Homemade coconut milk yogurt November 7, 2011Posted by inspiredbywolfe in Sweet things.
Tags: Breakfast, Snacks
You may have noticed I’ve been getting more and more into the whole fermentation thing. Fermented bread, fermented vegetables – and now, fermented milk. I had recently tried some (storebought) coconut yogurt, and while I found it absolutely delicious, it was also absolutely expensive. Knowing that many people make cow’s milk yogurt at home, I decided to try making coconut milk yogurt and save my despondent bank balance.
The method is similar to making other forms of yogurt with the proviso that it is best to add a form of thickener as the resulting yogurt will be fairly thin – not much thicker than the milk you start with. I followed this recipe, and began by heating the coconut milk. I used two cans or about 800 ml.

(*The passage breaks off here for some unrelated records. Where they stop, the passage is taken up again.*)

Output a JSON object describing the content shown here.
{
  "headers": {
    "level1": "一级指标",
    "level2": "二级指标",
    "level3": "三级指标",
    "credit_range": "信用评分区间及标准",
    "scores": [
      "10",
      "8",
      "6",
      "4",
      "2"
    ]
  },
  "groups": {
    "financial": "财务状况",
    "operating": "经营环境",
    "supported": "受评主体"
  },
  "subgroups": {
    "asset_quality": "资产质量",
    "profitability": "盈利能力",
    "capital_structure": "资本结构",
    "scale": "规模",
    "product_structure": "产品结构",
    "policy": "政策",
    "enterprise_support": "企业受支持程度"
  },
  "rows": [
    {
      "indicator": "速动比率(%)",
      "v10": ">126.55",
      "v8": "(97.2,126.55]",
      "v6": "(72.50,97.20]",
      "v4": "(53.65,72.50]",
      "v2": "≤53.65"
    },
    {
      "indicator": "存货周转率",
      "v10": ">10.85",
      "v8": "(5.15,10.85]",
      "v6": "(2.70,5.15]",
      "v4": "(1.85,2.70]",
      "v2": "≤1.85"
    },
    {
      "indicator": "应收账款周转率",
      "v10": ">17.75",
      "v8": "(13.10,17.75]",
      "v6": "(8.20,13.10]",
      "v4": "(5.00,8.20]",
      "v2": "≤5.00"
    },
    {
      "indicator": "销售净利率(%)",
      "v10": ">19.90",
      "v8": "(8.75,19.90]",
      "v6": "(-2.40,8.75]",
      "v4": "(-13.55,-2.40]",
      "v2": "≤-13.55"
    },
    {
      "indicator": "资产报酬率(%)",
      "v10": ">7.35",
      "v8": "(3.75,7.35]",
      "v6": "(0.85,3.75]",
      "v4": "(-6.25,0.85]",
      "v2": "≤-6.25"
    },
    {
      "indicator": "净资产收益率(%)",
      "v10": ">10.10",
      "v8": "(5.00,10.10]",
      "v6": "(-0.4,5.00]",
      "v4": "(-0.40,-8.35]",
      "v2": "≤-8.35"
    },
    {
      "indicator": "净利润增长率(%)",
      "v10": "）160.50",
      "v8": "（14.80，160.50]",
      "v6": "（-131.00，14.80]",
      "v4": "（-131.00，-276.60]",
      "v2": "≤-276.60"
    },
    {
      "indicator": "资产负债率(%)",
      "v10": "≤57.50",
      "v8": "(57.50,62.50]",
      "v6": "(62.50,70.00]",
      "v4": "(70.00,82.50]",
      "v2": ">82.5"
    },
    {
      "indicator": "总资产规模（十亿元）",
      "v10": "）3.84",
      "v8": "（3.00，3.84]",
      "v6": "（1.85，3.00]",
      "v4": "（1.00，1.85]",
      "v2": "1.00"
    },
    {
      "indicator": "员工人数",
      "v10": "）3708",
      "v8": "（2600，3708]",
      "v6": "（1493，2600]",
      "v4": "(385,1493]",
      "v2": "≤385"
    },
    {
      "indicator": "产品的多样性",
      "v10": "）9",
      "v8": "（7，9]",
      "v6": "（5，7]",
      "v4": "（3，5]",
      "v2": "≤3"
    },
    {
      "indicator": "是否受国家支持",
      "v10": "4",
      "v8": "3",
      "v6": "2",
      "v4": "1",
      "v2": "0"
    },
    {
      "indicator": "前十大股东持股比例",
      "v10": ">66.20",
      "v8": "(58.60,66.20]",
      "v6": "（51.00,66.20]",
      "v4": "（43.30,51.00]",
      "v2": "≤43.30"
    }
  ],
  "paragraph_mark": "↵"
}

Once it had reached 82ºC, I took it off the heat and stirred in a couple of spoonfuls of pectin, and some honey. The honey provides sugar for the bacteria in the yogurt to eat (as there is no lactose sugar, which is what the bacteria digests if you are making yogurt from cow’s milk). Once it had cooled to 40ºC, I stirred in a quarter of a cup of the (expensive) store-bough coconut yogurt I had, and set up my high-tech incubating machine.
I have found another use for the esky! Always handy for sous vide, now good for yogurt incubation too. I ended up with one large jar of yogurt, and added a couple more jars full of water at about 40ºC – and tipped some more warm water in the bottom of the esky for good measure. I bundled the whole thing up with towels to provide additional insulation, and left it overnight.
The next morning I woke up to find I had yogurt! It was still on the thin side – next time I will add more pectin – but was flavoursome and tangy. I used some on my morning muesli to make a type of bircher muesli – as you can see it was still fairly thin.
To serve, I mixed the yogurt through the muesli and added some strawberries.
The yogurt was lovely and quite tangy. I did find that it thickened as I left it to cool in the fridge – it’s now still at spooning consistency (not thick like a greek yogurt) but a lot thicker than it was! I’m assuming I needed to let the pectin have time to do its thing and I was just too impatient!
I’m intending to keep making the yogurt from now on – I can save a little of this batch to provide the bacteria for the next batch. The yogurt starter (as it were) doesn’t have a name yet, so any suggestions of a suitable name to join Fitzwilliam are more than welcome!